Utley began this season much as he did the last one, on the DL due to discomfort in his knees associated with patellar chondromalacia, a softening of the cartilage under the kneecap. He has been working with a physical therapist in Arizona and mostly staying out of range of the media. When the Phillies traveled to Arizona last week, Utley joined his teammates for some batting practice and even spoke with reporters. According to the Philadelphia Inquirer, Utley said he is feeling good and is stronger than at this time last year. "Last year, I went with the mindset of getting everything loose and not trying to make my legs tight," Utley said. "Right now, we're trying to gain strength and continue to keep my legs loose."
Phillies general manager Ruben Amaro Jr. told the Wilmington News Journal that Utley is expected to rejoin the team within the next week, but only to perform pregame workouts and continue his rehab with head athletic trainer Scott Sheridan, nothing more. Once Utley is ready, he will then head to Florida and work his way back toward more rigorous baseball activity including eventual game play. It would appear he is still quite a ways off from game action and he remains without a formal timetable. Each advancement is predicated on Utley remaining relatively symptom-free from one phase to the next, something no one can predict. Still, the Phillies are encouraged that Utley will soon be one step further along in his recovery path.
The bottom line is that there is no more definitive return date for either Howard or Utley than there was a month ago. There are still multiple hurdles for each player to overcome and with those come the possibility of setbacks, but there is also something now that brightens the picture for both: progress. Real, tangible progress.
Nationals now down two closers
Rob Grabowski/US PresswireBrad Lidge was just 2-for-4 in save chances sharing the closer's role with Henry Rodriguez.
The Washington Nationals lost Drew Storen to an elbow issue before the season even started (he then underwent surgery in April to remove a bone fragment and he continues his rehab efforts). Now Brad Lidge has joined Storen on the DL. Lidge, who had been dealing with vertigo not so long ago, now has an abdominal strain. According to The Washington Post, Lidge actually began feeling discomfort in the lower abdominal region earlier this season, but the pain recently took a turn for the worse. Lidge was headed to Philadelphia to consult with the surgeon who operated on teammate Ryan Zimmerman last year for a similar injury. That surgeon is Dr. William Meyers, widely regarded as the leading expert on injuries of this nature, commonly referred to as "sports hernias." In fact, Meyers is encouraging a shift away from that term to the term "athletic pubalgia," which as he notes, "is harder to pronounce but probably more accurate in its description," in that it describes pain in the pubic region (groin, lower abdomen) typically experienced during athletic activities. These symptoms can be attributed to a variety of causes, including but not limited to muscular tears, so the detailed workup Lidge will undergo in Philadelphia will help clarify the nature of the problem.

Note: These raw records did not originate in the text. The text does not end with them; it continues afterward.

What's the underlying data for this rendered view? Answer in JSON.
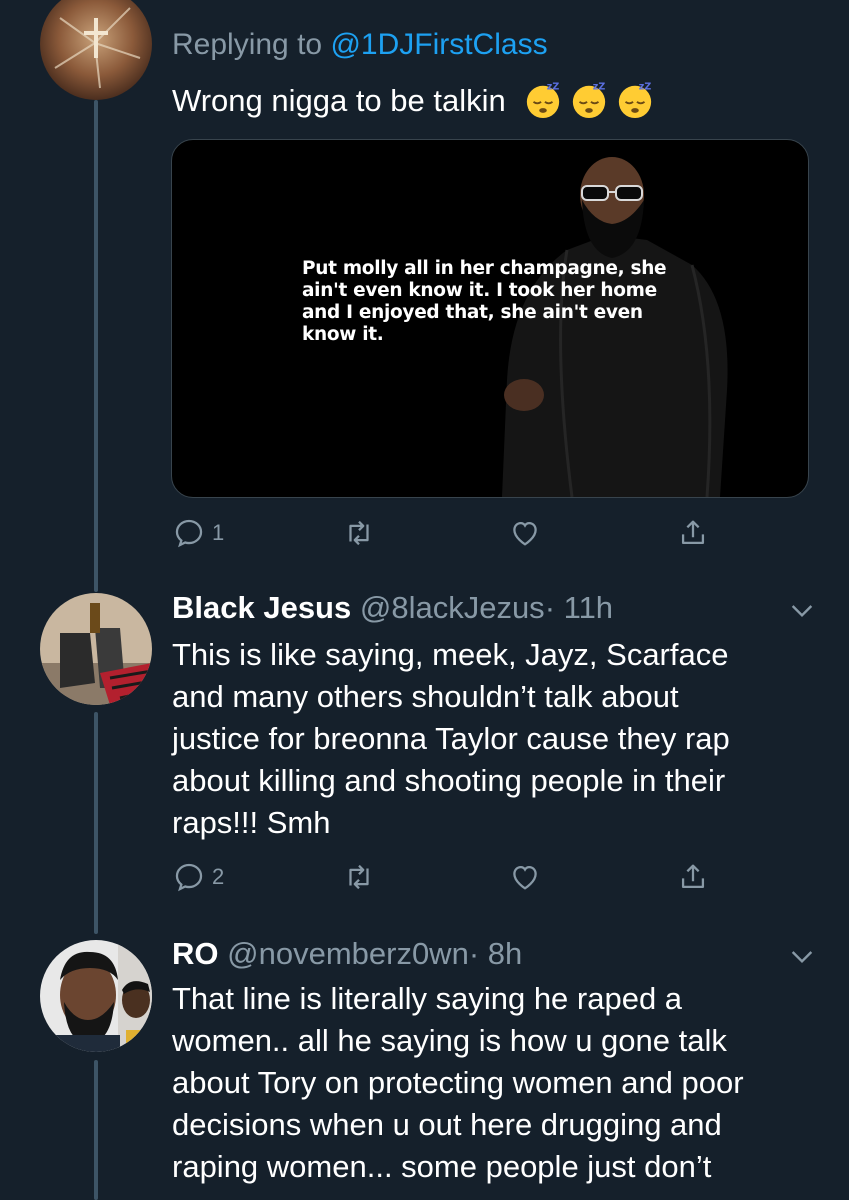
{
  "tweets": [
    {
      "name_cut": "",
      "replying_prefix": "Replying to",
      "replying_handle": "@1DJFirstClass",
      "text": "Wrong nigga to be talkin",
      "media": {
        "quote": "Put molly all in her champagne, she ain't even know it. I took her home and I enjoyed that, she ain't even know it."
      },
      "reply_count": "1",
      "retweet_count": "",
      "like_count": ""
    },
    {
      "name": "Black Jesus",
      "handle": "@8lackJezus",
      "time": "· 11h",
      "lines": [
        "This is like saying, meek, Jayz, Scarface",
        "and many others shouldn’t talk about",
        "justice for breonna Taylor cause they rap",
        "about killing and shooting people in their",
        "raps!!! Smh"
      ],
      "reply_count": "2",
      "retweet_count": "",
      "like_count": ""
    },
    {
      "name": "RO",
      "handle": "@novemberz0wn",
      "time": "· 8h",
      "lines": [
        "That line is literally saying he raped a",
        "women.. all he saying is how u gone talk",
        "about Tory on protecting women and poor",
        "decisions when u out here drugging and",
        "raping women... some people just don’t"
      ]
    }
  ],
  "colors": {
    "background": "#15202b",
    "secondary_text": "#8899a6",
    "link": "#1da1f2",
    "thread_line": "#3d5466"
  },
  "icons": [
    "reply-icon",
    "retweet-icon",
    "like-icon",
    "share-icon",
    "chevron-down-icon",
    "sleeping-face-emoji"
  ]
}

There has been no word on the results of Lidge's visit as of yet, so it is too soon to speculate whether surgery will, in fact, be in order. Even if surgery is recommended, the length of time to return to baseball will depend to some degree on what structures are involved. In the meantime, closer duties have now shifted to Henry Rodriguez full-time (after he had shared the role with Lidge). The Nationals have to be hoping from a health perspective that the third guy's the charm.